Myth: People with diabetes can’t eat dessert. Because diabetes affects blood glucose levels, many think they need to avoid foods containing sugar. But, combined with exercise and as part of a healthy meal plan, they can eat sweets and desserts. Moderation is the key.
Myth: People with type 1 diabetes can’t play sports or exercise. Many Australian sport champions have type 1 diabetes. These include Jack Fitzpatrick, who plays for the Hawthorn AFL club.
Myth: No one in my family has diabetes so I don’t have to worry. Family history is just one risk factor for type 2 diabetes.
Myth: Only people with type 1 diabetes need insulin. Type 2 diabetes is a progressive condition – 50 percent of people with it will need insulin after 6-10 years of diagnosis because the pancreas produces less insulin over time.
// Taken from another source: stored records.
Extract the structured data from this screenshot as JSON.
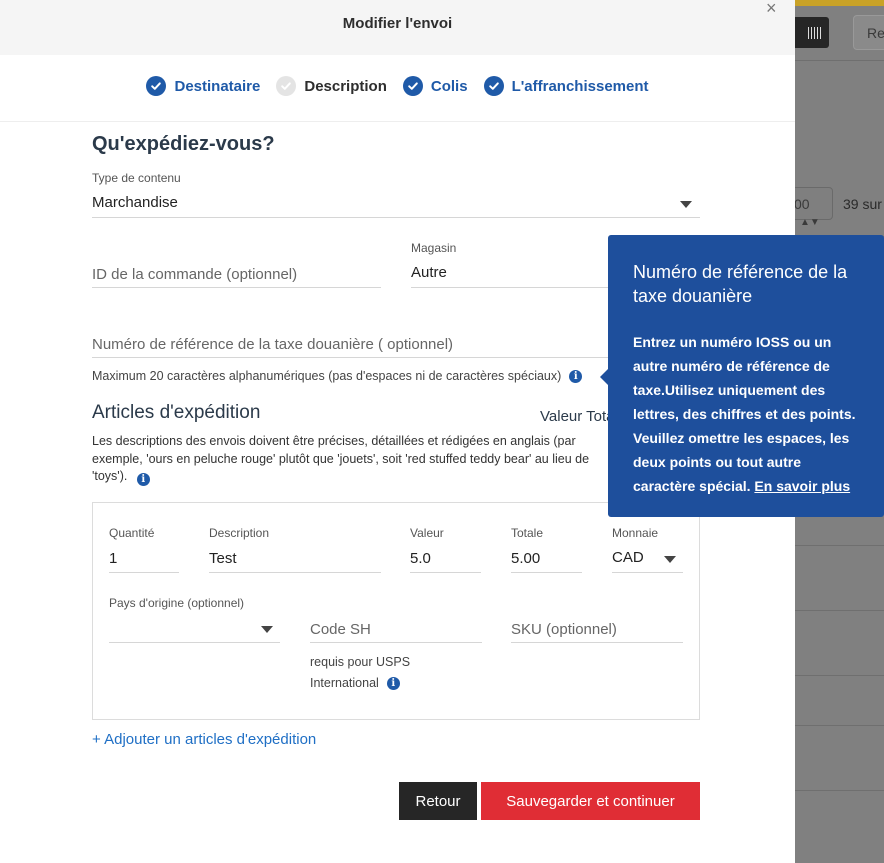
{
  "background": {
    "search_placeholder": "Re",
    "per_page": "00",
    "count_text": "39 sur"
  },
  "modal": {
    "title": "Modifier l'envoi",
    "close": "×"
  },
  "steps": [
    {
      "label": "Destinataire",
      "state": "done"
    },
    {
      "label": "Description",
      "state": "current"
    },
    {
      "label": "Colis",
      "state": "done"
    },
    {
      "label": "L'affranchissement",
      "state": "done"
    }
  ],
  "form": {
    "section_title": "Qu'expédiez-vous?",
    "content_type": {
      "label": "Type de contenu",
      "value": "Marchandise"
    },
    "order_id": {
      "placeholder": "ID de la commande (optionnel)"
    },
    "store": {
      "label": "Magasin",
      "value": "Autre"
    },
    "customs_ref": {
      "placeholder": "Numéro de référence de la taxe douanière ( optionnel)",
      "hint": "Maximum 20 caractères alphanumériques (pas d'espaces ni de caractères spéciaux)"
    }
  },
  "articles": {
    "title": "Articles d'expédition",
    "total_label": "Valeur Totale",
    "description": "Les descriptions des envois doivent être précises, détaillées et rédigées en anglais (par exemple, 'ours en peluche rouge' plutôt que 'jouets', soit 'red stuffed teddy bear' au lieu de 'toys').",
    "item": {
      "quantity": {
        "label": "Quantité",
        "value": "1"
      },
      "description": {
        "label": "Description",
        "value": "Test"
      },
      "value": {
        "label": "Valeur",
        "value": "5.0"
      },
      "total": {
        "label": "Totale",
        "value": "5.00"
      },
      "currency": {
        "label": "Monnaie",
        "value": "CAD"
      },
      "origin": {
        "label": "Pays d'origine (optionnel)",
        "value": ""
      },
      "hs_code": {
        "placeholder": "Code SH",
        "hint_line1": "requis pour USPS",
        "hint_line2": "International"
      },
      "sku": {
        "placeholder": "SKU (optionnel)"
      }
    },
    "add_link": "+ Adjouter un articles d'expédition"
  },
  "buttons": {
    "back": "Retour",
    "save": "Sauvegarder et continuer"
  },
  "tooltip": {
    "title": "Numéro de référence de la taxe douanière",
    "body": "Entrez un numéro IOSS ou un autre numéro de référence de taxe.Utilisez uniquement des lettres, des chiffres et des points. Veuillez omettre les espaces, les deux points ou tout autre caractère spécial.",
    "link": "En savoir plus"
  },
  "colors": {
    "primary_blue": "#1f5aa8",
    "tooltip_blue": "#1e4f9c",
    "save_red": "#e02d35",
    "back_dark": "#262626",
    "link_blue": "#1f6fc5"
  }
}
Taking medication when required can result in fewer long-term complications and is part of managing type 2 diabetes.